::: EXERCISE MATERIAL

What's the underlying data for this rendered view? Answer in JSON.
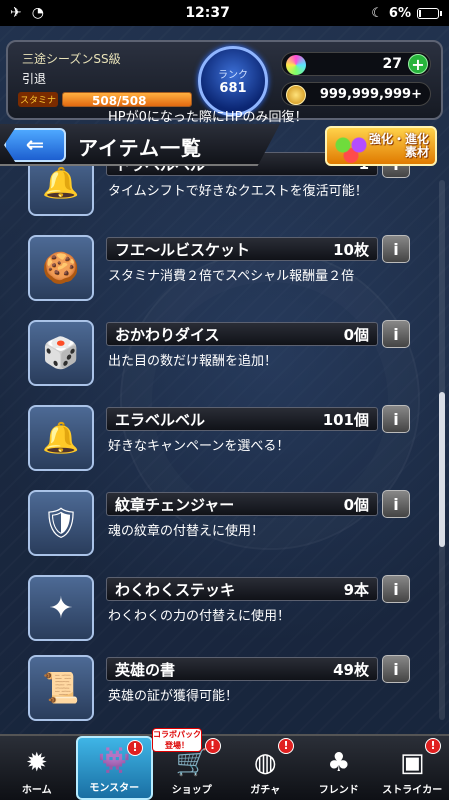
{
  "status_bar": {
    "time": "12:37",
    "battery": "6%"
  },
  "header": {
    "rank_title": "三途シーズンSS級",
    "status_label": "引退",
    "stamina_label": "スタミナ",
    "stamina_value": "508/508",
    "stamina_fraction": 1.0,
    "rank_label": "ランク",
    "rank_value": "681",
    "gems": "27",
    "gold": "999,999,999+"
  },
  "title_bar": {
    "back_arrow": "⇐",
    "title": "アイテム一覧",
    "evolve_label_1": "強化・進化",
    "evolve_label_2": "素材"
  },
  "items": [
    {
      "name": "",
      "count": "",
      "desc": "HPが0になった際にHPのみ回復！",
      "icon": "heart-icon"
    },
    {
      "name": "トラベルベル",
      "count": "1",
      "desc": "タイムシフトで好きなクエストを復活可能！",
      "icon": "bell-icon"
    },
    {
      "name": "フエ〜ルビスケット",
      "count": "10枚",
      "desc": "スタミナ消費２倍でスペシャル報酬量２倍",
      "icon": "biscuit-icon"
    },
    {
      "name": "おかわりダイス",
      "count": "0個",
      "desc": "出た目の数だけ報酬を追加！",
      "icon": "dice-icon"
    },
    {
      "name": "エラベルベル",
      "count": "101個",
      "desc": "好きなキャンペーンを選べる！",
      "icon": "gold-bell-icon"
    },
    {
      "name": "紋章チェンジャー",
      "count": "0個",
      "desc": "魂の紋章の付替えに使用！",
      "icon": "emblem-icon"
    },
    {
      "name": "わくわくステッキ",
      "count": "9本",
      "desc": "わくわくの力の付替えに使用！",
      "icon": "wand-icon"
    },
    {
      "name": "英雄の書",
      "count": "49枚",
      "desc": "英雄の証が獲得可能！",
      "icon": "scroll-icon"
    }
  ],
  "bottom_nav": [
    {
      "label": "ホーム",
      "icon": "home-icon",
      "badge": ""
    },
    {
      "label": "モンスター",
      "icon": "monster-icon",
      "badge": "!"
    },
    {
      "label": "ショップ",
      "icon": "cart-icon",
      "badge": "!"
    },
    {
      "label": "ガチャ",
      "icon": "gacha-icon",
      "badge": "!"
    },
    {
      "label": "フレンド",
      "icon": "friend-icon",
      "badge": ""
    },
    {
      "label": "ストライカー",
      "icon": "striker-icon",
      "badge": "!"
    }
  ],
  "collab_tag": "コラボパック登場！",
  "info_glyph": "i"
}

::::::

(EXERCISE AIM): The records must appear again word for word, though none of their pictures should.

(EXERCISE RESPONSE):
What's the underlying data for this rendered view? Answer in JSON.
{
  "status_bar": {
    "time": "12:37",
    "battery": "6%"
  },
  "header": {
    "rank_title": "三途シーズンSS級",
    "status_label": "引退",
    "stamina_label": "スタミナ",
    "stamina_value": "508/508",
    "stamina_fraction": 1.0,
    "rank_label": "ランク",
    "rank_value": "681",
    "gems": "27",
    "gold": "999,999,999+"
  },
  "title_bar": {
    "back_arrow": "⇐",
    "title": "アイテム一覧",
    "evolve_label_1": "強化・進化",
    "evolve_label_2": "素材"
  },
  "items": [
    {
      "name": "",
      "count": "",
      "desc": "HPが0になった際にHPのみ回復！",
      "icon": "heart-icon"
    },
    {
      "name": "トラベルベル",
      "count": "1",
      "desc": "タイムシフトで好きなクエストを復活可能！",
      "icon": "bell-icon"
    },
    {
      "name": "フエ〜ルビスケット",
      "count": "10枚",
      "desc": "スタミナ消費２倍でスペシャル報酬量２倍",
      "icon": "biscuit-icon"
    },
    {
      "name": "おかわりダイス",
      "count": "0個",
      "desc": "出た目の数だけ報酬を追加！",
      "icon": "dice-icon"
    },
    {
      "name": "エラベルベル",
      "count": "101個",
      "desc": "好きなキャンペーンを選べる！",
      "icon": "gold-bell-icon"
    },
    {
      "name": "紋章チェンジャー",
      "count": "0個",
      "desc": "魂の紋章の付替えに使用！",
      "icon": "emblem-icon"
    },
    {
      "name": "わくわくステッキ",
      "count": "9本",
      "desc": "わくわくの力の付替えに使用！",
      "icon": "wand-icon"
    },
    {
      "name": "英雄の書",
      "count": "49枚",
      "desc": "英雄の証が獲得可能！",
      "icon": "scroll-icon"
    }
  ],
  "bottom_nav": [
    {
      "label": "ホーム",
      "icon": "home-icon",
      "badge": ""
    },
    {
      "label": "モンスター",
      "icon": "monster-icon",
      "badge": "!"
    },
    {
      "label": "ショップ",
      "icon": "cart-icon",
      "badge": "!"
    },
    {
      "label": "ガチャ",
      "icon": "gacha-icon",
      "badge": "!"
    },
    {
      "label": "フレンド",
      "icon": "friend-icon",
      "badge": ""
    },
    {
      "label": "ストライカー",
      "icon": "striker-icon",
      "badge": "!"
    }
  ],
  "collab_tag": "コラボパック登場！",
  "info_glyph": "i"
}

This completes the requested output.